▶ DATA EXCERPTS:
= Beginning of Section =
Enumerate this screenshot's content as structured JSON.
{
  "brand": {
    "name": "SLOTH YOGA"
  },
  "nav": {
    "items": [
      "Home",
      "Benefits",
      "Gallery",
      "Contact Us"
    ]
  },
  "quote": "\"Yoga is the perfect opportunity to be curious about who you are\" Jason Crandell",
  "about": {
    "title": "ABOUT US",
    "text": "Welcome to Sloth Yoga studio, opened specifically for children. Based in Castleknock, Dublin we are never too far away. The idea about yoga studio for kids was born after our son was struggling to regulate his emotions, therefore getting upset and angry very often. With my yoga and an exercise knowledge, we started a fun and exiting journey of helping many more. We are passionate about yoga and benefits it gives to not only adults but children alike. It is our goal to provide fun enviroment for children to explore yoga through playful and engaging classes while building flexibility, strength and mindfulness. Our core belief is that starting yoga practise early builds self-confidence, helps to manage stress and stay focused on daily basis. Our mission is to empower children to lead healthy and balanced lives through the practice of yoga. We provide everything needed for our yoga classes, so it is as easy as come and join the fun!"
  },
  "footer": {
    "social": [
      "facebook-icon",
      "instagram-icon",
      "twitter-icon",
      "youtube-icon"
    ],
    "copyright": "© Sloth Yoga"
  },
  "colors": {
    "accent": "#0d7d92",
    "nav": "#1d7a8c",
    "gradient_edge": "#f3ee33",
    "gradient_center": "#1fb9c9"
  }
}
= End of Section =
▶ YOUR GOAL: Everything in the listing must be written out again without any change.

▶ RESPONSE TO THE EXERCISE:
Enumerate this screenshot's content as structured JSON.
{
  "brand": {
    "name": "SLOTH YOGA"
  },
  "nav": {
    "items": [
      "Home",
      "Benefits",
      "Gallery",
      "Contact Us"
    ]
  },
  "quote": "\"Yoga is the perfect opportunity to be curious about who you are\" Jason Crandell",
  "about": {
    "title": "ABOUT US",
    "text": "Welcome to Sloth Yoga studio, opened specifically for children. Based in Castleknock, Dublin we are never too far away. The idea about yoga studio for kids was born after our son was struggling to regulate his emotions, therefore getting upset and angry very often. With my yoga and an exercise knowledge, we started a fun and exiting journey of helping many more. We are passionate about yoga and benefits it gives to not only adults but children alike. It is our goal to provide fun enviroment for children to explore yoga through playful and engaging classes while building flexibility, strength and mindfulness. Our core belief is that starting yoga practise early builds self-confidence, helps to manage stress and stay focused on daily basis. Our mission is to empower children to lead healthy and balanced lives through the practice of yoga. We provide everything needed for our yoga classes, so it is as easy as come and join the fun!"
  },
  "footer": {
    "social": [
      "facebook-icon",
      "instagram-icon",
      "twitter-icon",
      "youtube-icon"
    ],
    "copyright": "© Sloth Yoga"
  },
  "colors": {
    "accent": "#0d7d92",
    "nav": "#1d7a8c",
    "gradient_edge": "#f3ee33",
    "gradient_center": "#1fb9c9"
  }
}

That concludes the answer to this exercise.